### SOURCE MATERIAL

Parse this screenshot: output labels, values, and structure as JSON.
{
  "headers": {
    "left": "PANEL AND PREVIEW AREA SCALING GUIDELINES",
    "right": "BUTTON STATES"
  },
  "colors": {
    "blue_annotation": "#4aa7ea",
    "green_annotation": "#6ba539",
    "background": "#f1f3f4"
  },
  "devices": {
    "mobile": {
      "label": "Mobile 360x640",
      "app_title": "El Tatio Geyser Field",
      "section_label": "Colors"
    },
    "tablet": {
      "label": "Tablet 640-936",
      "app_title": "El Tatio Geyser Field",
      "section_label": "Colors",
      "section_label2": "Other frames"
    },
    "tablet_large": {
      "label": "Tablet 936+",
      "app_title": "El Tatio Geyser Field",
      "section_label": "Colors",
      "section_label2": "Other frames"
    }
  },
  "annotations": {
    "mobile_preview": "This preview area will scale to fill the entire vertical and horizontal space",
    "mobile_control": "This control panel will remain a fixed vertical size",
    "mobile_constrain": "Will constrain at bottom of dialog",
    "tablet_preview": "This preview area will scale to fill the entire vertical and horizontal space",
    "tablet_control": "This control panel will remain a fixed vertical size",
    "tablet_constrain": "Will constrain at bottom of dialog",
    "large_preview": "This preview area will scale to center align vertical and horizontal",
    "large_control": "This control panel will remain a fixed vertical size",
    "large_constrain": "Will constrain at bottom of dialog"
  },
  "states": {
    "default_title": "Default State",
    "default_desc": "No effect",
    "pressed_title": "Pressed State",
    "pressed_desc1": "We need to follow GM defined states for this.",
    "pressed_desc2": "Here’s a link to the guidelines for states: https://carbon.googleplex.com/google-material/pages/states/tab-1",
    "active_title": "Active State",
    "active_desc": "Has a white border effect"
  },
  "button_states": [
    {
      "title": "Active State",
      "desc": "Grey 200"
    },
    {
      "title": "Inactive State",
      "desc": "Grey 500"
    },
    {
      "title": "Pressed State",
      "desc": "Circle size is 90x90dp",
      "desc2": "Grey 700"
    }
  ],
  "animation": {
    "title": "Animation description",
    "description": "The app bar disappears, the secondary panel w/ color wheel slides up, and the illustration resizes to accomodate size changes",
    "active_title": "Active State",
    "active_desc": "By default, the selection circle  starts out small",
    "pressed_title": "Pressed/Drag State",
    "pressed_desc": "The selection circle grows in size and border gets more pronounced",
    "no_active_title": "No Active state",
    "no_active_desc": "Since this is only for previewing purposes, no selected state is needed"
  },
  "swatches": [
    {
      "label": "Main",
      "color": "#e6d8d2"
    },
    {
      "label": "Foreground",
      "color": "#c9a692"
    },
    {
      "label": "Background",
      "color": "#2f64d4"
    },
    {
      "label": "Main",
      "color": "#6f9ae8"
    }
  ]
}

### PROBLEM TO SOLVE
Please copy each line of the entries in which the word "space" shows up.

### SOLUTION BELOW
    "mobile_preview": "This preview area will scale to fill the entire vertical and horizontal space",
    "tablet_preview": "This preview area will scale to fill the entire vertical and horizontal space",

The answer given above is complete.